▶ [Task to carry out] Copy out each line containing "flight" from the entries below.

▶ [Provided information]
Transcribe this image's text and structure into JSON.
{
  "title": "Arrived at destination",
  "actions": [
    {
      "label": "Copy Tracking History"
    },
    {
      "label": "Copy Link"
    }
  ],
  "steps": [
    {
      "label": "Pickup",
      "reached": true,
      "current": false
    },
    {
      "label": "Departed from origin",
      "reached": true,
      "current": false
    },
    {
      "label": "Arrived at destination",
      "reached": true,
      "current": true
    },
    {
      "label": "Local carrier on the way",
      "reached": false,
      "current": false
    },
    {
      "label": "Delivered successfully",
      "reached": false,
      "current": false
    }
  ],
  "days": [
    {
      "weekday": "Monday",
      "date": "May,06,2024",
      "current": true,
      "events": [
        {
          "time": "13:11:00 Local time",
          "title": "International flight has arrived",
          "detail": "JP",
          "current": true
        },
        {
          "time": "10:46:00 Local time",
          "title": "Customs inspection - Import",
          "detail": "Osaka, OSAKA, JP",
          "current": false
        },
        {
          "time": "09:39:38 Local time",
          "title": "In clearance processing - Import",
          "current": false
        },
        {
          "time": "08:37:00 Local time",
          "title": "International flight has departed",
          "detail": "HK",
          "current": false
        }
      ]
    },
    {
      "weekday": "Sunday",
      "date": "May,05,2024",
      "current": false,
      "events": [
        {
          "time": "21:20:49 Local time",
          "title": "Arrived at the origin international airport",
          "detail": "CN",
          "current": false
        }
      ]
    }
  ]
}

▶ [Solution]
          "title": "International flight has arrived",
          "title": "International flight has departed",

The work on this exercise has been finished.